The 690 isn’t KTM’s biggest seller, but it’s one of the brands most important models nonetheless. KTM’s history began with singles and the 690 Duke’s role is to establish without a doubt no one can touch the Austrians when it comes to this type of engine configuration.
This may be one of the most brilliant aspects of the Vitpilen: the idea of an extreme single—the 690 Duke—is a bit of an odd one in today’s market, kind of an answer to a question no one, or at least very few, asked. The Vitpilen, however, is all about sexy, simple, minimalist urban styling. It embodies the proverbial “wheels, engine and handlebar’ concept, wrapped in cutting edge looks.
Isn’t a light and narrow rolling chassis powered by a high-tech single just the most appropriate mechanical combination to support such a concept? It absolutely is, which makes the Vitpilen the perfect use for the 690 Duke’s somewhat quirky platform.
There are no modes to choose from on the Vitpilen 701, and none are needed. Just fire it up and go. The only electronic-assist option offered to the rider is the deactivation of traction control to allow for wheelies, which the 75 horsepower single will easily make happen, even in second gear. Just remember that the swingarm-mounted licence plate holder is considerably lower than a tail section-mounted one. I found out the hard way.

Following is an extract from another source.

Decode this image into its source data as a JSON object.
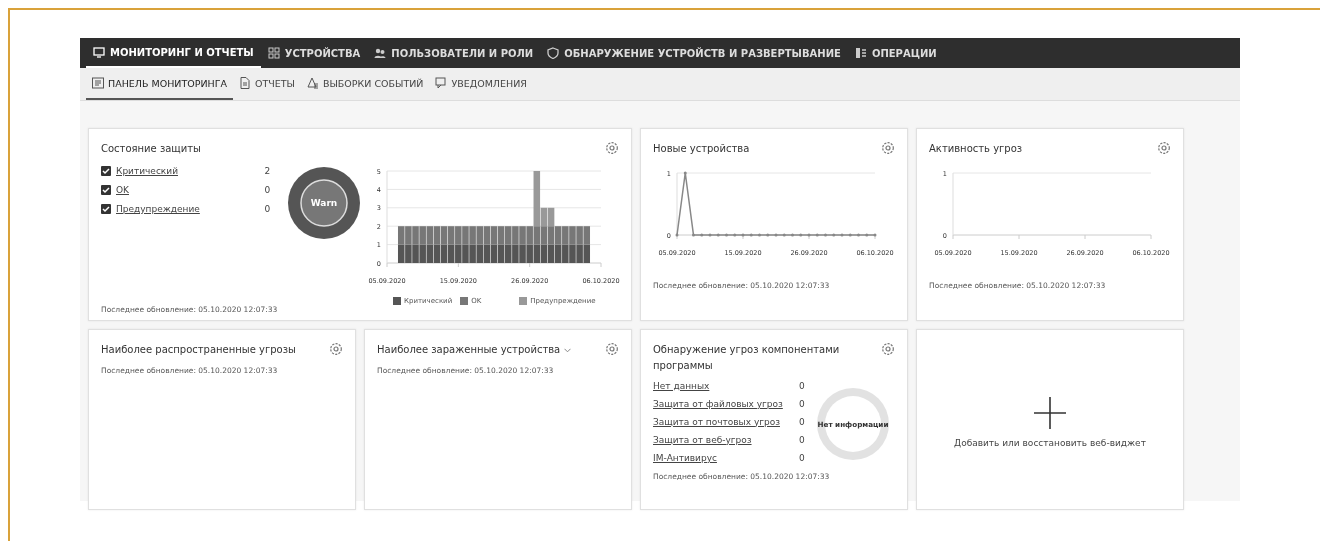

There are no two ways about it: this is one fast single. It’s quite an unusual engine too. Contrary to tradition, it’s not torquey at all at low revs and will actually cough and stutter if it’s held below 3,500, and ideally 4,000 rpm in anything other than first gear. But between there and the 8,500 rpm redline, it rips. Full throttle runs are accompanied by an intense high-pitch braap and are followed by clings, clacks and congs once back at idle.
The noises are enough to make someone wonder it it’s all about to disintegrate but, rather, it’s just how this envelope-pushing single sounds. It’s no doubt an impressive and exciting engine, but if there’s one aspect I believe should be improved, other than its high-rpm vibration, it’s the top end biased power delivery.
On a 690 Duke making the point that KTM produces the most powerful single on the planet, it’s appropriate, but on the cool urban ride that the Vitpilen aims to be, I’d happily trade five horses on top for generous torque available right from idle.
In terms of ride characteristics, the 701 deserves very high marks. I had the opportunity to do some hard laps on the latest 690 Duke and every bit of that narrow chassis’ wonderful precision and tightness is felt on the Husky. Thanks to good suspension elements dialed in for real road conditions, the 701 is perfectly at home on twisty back roads, even if they’re not in perfect condition. Comfort is actually not bad because of this, but overall the Vitpilen is more of a short distance bike: longer rides will make the seat less and less welcoming with each passing half-hour while those somewhat low bars will begin to bother the rider’s hands.
The Vitpilen 701 is a very interesting case. Rarely do we see motorcycles with such hypnotic styling. KISKA, the design company behind the 701 (and all KTMs and Huskys) really outdid themselves: there aren’t a lot of bikes the average motorcyclist can identify at a glance and this is certainly one. For Husqvarna, the majority of street riders will see the Vitpilen 701 as the first model of the brand under this ownership, as many may not be familiar with the Supermoto 701 or the extensive dirt lineup of the Swedish marque. As previously mentioned, it isn’t perfect, but it holds up pretty well to the huge hype built up by the prototype. For a first step into the world of street bikes, in such a crowded and competitive marketplace, I’d say it’s a pretty damn impressive one.